Q: Peter, I heard that they don't tip in other countries and that some places even get mad at you if you do. Is this true?
–Ted Strobach, Erie, Pa.
A: Ted, the rules on tipping are different for each country, and believe it or not, a gesture that you consider to be a reward for excellent service could be taken as an insult in some places.
Nobody really tips quite like Americans. We generally tip 15 percent to 20 percent in restaurants and 10 percent to 15 percent for taxis, which is much more than most other countries. So even if it's a custom to tip where you're visiting, they likely expect much less than what you're used to giving.
In Europe, the Middle East and Africa, many hotels and restaurants add a service charge to the bill, so an additional tip is unnecessary. But if you wanted to throw a little extra something their way for top-notch service, they certainly wouldn't consider it an insult.
It's in Asia and the Pacific where things get complicated. In Singapore, tipping is not only frowned upon, it's outlawed at Changi Airport. Tipping is not common in Korea and Japan, but the staff in upscale restaurants and hotels will probably expect some gratuity.

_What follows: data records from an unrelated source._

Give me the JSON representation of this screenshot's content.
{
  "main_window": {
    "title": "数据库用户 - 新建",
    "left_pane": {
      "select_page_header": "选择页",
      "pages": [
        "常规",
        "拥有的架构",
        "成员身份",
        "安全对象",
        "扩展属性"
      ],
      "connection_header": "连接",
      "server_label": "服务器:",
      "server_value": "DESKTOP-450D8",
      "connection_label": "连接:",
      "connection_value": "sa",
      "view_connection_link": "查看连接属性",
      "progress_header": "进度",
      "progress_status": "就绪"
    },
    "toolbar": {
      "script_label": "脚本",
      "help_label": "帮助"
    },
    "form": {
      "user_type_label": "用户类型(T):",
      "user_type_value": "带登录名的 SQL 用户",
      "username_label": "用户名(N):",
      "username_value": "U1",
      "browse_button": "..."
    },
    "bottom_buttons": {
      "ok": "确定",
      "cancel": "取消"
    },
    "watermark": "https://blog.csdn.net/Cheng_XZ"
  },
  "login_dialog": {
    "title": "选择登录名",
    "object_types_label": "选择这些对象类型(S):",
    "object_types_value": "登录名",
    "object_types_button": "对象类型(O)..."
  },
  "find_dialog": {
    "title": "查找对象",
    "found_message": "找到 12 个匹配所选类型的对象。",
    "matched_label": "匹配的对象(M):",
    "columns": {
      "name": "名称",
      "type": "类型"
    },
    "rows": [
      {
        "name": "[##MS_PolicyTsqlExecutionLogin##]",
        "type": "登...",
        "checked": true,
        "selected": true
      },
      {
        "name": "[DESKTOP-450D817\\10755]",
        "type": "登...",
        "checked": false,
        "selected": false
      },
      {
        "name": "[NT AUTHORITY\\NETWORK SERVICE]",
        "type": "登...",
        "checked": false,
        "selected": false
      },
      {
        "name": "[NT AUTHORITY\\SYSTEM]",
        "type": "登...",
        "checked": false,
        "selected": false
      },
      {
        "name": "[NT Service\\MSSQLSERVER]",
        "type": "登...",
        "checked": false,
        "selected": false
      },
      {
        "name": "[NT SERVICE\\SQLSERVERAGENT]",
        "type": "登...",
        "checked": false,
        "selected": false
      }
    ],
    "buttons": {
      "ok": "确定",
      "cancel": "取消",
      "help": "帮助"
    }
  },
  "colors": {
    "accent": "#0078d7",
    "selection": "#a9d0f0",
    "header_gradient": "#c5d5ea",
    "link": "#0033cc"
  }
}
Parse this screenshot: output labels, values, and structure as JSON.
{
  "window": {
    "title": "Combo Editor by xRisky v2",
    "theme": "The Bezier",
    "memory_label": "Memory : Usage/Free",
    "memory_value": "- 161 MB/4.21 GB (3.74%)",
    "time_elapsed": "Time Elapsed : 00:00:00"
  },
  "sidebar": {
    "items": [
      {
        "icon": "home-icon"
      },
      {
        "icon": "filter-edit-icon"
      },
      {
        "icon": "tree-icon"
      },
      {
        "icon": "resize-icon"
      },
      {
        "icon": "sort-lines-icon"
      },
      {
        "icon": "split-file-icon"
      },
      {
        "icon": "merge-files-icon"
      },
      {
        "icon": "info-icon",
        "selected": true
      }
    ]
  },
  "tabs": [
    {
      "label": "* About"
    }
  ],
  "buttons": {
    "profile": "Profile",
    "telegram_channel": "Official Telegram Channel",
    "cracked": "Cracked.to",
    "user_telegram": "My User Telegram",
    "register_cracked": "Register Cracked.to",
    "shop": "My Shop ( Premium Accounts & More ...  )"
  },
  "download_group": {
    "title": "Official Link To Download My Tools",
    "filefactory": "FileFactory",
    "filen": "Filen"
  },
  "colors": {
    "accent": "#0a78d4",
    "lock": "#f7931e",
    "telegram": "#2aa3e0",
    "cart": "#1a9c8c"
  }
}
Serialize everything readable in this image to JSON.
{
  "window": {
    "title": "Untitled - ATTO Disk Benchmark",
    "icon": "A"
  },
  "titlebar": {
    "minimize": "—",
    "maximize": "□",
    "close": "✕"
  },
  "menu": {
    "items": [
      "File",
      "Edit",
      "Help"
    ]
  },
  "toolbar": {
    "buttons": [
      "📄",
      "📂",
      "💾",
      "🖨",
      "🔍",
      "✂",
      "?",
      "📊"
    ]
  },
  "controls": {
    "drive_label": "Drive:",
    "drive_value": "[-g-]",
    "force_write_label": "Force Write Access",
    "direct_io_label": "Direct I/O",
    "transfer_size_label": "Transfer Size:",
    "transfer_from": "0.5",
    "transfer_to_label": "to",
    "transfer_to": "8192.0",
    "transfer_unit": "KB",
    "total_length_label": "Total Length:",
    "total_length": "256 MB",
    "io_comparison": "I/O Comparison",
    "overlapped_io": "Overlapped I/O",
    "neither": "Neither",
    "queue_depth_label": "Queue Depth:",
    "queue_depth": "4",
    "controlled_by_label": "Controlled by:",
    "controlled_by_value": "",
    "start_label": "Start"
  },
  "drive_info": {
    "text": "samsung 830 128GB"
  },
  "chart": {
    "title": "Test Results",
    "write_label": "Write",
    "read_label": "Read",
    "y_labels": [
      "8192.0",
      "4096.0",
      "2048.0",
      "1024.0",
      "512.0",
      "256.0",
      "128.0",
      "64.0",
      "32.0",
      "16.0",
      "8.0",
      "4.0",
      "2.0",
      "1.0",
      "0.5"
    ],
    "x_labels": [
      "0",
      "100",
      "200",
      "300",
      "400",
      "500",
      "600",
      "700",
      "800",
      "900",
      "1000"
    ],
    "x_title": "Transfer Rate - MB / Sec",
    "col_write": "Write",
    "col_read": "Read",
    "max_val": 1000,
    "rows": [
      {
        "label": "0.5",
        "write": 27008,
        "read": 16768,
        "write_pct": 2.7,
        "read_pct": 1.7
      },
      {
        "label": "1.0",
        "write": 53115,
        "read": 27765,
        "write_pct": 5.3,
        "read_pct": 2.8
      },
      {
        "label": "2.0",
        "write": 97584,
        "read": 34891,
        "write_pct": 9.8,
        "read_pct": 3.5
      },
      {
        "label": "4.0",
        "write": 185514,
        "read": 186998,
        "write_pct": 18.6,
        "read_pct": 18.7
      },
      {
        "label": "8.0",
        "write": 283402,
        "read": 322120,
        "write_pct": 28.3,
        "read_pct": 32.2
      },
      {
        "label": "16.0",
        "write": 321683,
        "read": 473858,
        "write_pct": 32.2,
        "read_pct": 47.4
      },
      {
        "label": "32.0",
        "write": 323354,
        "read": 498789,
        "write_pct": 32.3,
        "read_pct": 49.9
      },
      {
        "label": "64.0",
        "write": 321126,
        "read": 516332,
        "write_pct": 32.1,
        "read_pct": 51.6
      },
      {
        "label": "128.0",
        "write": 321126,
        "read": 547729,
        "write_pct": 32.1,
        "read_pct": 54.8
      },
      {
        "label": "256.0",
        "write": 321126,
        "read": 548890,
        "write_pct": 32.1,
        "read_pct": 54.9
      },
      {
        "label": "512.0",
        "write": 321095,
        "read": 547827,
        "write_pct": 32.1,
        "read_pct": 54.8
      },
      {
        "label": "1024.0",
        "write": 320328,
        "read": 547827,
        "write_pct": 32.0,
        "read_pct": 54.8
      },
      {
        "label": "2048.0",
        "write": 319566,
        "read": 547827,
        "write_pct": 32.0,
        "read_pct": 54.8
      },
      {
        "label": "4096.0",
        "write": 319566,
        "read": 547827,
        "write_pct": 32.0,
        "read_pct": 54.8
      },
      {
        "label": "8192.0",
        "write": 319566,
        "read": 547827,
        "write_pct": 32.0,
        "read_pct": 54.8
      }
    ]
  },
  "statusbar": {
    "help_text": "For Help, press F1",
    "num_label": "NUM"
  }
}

The best bet, no matter where you are, is to observe the locals and see what they do. If you're still not sure, check with your concierge. Just keep in mind that you may have to grease his palms a bit for the service.